Sally Field’s directorial debut saw her take the reigns of this made-for-television Christmas drama that she also co-wrote. A Christmas Tree is the subject of the film as New York’s Rockefeller Center’s gardener wants to fell a tree for their display but the problem is that the tree has been being tended to by an elderly nun for years. Julie Harris plays the nun in such a delightfully earnest way that it would be very easy to see Field actually playing that role herself. Andrew McCarthy’s Richard Reilly performance is one that has a slow build to it. He isn’t instantly likeable or hateable. Yet as time goes on his performance starts to open up and out comes a tender character that benefits from the double-hander with Harris opposite. Back in 1996, made-for-television movies were very rarely a good thing.

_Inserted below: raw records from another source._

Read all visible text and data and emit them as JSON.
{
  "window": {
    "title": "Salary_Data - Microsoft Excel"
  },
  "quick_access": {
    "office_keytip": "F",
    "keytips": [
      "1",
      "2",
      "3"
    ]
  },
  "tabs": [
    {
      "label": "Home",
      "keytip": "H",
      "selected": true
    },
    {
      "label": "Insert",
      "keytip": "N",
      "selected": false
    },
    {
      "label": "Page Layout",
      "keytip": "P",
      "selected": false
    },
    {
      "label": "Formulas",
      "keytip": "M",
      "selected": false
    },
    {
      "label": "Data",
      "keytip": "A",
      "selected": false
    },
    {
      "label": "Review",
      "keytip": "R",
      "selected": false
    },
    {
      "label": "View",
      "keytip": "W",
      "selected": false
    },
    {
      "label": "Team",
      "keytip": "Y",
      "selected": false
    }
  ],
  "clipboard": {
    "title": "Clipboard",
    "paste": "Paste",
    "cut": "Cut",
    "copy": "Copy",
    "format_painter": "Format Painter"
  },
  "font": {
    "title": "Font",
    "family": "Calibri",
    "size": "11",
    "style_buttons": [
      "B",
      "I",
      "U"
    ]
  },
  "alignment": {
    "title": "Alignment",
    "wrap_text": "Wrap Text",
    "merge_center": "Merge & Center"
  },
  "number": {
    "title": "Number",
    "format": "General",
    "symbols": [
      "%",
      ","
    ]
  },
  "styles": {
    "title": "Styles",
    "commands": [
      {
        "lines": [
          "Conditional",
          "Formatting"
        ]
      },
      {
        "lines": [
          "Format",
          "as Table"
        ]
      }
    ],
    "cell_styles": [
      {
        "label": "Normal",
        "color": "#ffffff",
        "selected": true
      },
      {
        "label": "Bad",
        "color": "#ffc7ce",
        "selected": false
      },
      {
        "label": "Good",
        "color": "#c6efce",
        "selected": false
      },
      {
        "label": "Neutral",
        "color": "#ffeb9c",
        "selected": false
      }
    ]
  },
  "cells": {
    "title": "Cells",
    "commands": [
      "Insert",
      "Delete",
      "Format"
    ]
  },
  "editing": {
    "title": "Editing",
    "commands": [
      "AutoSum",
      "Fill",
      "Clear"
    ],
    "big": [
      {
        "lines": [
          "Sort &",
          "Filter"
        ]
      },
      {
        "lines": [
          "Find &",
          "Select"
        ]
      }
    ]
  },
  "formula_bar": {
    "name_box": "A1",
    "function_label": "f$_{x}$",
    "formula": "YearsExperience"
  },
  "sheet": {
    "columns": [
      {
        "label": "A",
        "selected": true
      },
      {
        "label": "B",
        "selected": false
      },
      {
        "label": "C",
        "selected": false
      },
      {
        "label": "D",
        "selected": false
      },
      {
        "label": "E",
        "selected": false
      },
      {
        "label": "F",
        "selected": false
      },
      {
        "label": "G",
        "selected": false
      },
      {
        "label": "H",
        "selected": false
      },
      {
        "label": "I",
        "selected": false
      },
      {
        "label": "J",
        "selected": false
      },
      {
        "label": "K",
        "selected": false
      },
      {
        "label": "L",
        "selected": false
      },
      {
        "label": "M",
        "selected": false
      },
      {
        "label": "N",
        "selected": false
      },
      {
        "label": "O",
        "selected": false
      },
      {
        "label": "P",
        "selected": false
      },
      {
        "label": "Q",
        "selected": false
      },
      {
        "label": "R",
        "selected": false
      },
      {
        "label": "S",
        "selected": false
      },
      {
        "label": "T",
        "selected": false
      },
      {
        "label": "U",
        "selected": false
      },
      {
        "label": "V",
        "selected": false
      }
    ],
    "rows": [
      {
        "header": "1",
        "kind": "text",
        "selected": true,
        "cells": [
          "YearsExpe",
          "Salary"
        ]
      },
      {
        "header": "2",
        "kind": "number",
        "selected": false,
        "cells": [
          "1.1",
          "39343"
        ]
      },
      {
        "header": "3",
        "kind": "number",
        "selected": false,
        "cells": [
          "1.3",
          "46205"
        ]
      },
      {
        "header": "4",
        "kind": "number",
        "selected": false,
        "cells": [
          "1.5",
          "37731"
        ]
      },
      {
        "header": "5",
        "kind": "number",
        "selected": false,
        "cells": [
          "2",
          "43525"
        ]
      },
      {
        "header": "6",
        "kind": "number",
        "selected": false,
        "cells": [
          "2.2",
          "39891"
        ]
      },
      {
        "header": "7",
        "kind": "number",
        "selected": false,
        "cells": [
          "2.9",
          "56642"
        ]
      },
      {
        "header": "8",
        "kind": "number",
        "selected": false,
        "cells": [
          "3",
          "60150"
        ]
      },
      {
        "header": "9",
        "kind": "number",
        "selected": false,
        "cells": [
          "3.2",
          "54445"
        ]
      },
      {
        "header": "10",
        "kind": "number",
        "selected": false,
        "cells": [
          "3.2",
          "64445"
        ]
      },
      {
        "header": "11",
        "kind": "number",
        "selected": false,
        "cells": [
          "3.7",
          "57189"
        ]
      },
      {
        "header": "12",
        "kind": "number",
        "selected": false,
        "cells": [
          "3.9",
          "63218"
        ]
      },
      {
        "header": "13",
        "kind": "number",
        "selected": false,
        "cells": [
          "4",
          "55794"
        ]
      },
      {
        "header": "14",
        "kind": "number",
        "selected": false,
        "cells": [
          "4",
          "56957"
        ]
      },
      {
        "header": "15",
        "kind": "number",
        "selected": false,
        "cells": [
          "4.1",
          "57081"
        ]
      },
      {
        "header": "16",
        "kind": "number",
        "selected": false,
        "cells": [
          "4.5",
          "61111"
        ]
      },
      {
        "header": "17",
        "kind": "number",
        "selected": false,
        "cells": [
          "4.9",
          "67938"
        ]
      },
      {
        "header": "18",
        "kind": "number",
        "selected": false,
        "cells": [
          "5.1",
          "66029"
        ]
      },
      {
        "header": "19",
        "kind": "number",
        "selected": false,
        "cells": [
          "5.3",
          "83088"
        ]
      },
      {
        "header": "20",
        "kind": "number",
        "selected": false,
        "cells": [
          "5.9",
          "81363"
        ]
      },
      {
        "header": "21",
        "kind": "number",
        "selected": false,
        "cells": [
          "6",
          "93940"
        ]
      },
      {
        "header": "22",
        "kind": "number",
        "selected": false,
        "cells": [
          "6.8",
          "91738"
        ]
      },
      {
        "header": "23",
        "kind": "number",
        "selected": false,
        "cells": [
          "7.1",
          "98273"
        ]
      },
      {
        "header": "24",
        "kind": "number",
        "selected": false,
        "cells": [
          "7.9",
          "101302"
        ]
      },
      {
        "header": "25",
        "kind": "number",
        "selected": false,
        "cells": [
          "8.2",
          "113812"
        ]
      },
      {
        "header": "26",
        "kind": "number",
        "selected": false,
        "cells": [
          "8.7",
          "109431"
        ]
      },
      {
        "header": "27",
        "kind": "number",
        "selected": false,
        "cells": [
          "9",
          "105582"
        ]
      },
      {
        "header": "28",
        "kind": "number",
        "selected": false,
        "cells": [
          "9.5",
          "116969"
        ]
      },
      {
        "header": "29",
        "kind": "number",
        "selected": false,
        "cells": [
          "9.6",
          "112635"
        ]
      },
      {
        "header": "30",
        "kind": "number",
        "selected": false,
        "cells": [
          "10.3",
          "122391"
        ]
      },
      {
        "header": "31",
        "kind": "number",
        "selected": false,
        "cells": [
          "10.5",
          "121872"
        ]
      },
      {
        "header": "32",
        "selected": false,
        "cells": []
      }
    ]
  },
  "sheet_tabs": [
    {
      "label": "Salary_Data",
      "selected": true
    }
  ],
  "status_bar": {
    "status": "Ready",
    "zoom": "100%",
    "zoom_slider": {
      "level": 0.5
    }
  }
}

This is one of those times where a film breaks free of those shackles. Sadly, this film seems to have drifted out of all recognition.
John Waters reteams with Divine for another appalling yet riotously funny comedy. This time Divine plays delinquent high-school student Dawn Davenport who, after being told by her parents she won’t be getting the shoes she wants, proceeds to wreck Christmas and then flees the house. She is raped by a lecherous man and months later gives birth to a bratty child Taffy. Together they embark on a life of crime. If you thought Pink Flamingos was grotesque then you ain’t seen nothing until watching Female Trouble. Rougher, dirtier and funnier than most of Waters/Divine’s collaborations. Christmas has never been so shocking.
Before Deadpool and even before Green Lantern, Ryan Reynolds made a film where he dressed in a latex suit. Only this time it was a fat latex suit. He plays Chris Brander, an ex-fatty, who returns home for Christmas and comes face-to-face with his old high school crush. This is actually one of Reynold’s best performances as he plays Brander as a lecherous womaniser who suddenly sees the error of his ways. The interplay between Reynolds and Anna Faris’ Samantha is hilarious throughout and Amy Smart, as Jamie, gets in on the act as well. This “it’s what’s on the inside that counts” film has plenty of slapstick comedy and a few gross-out moments too to ensure that the path to true love can be painful.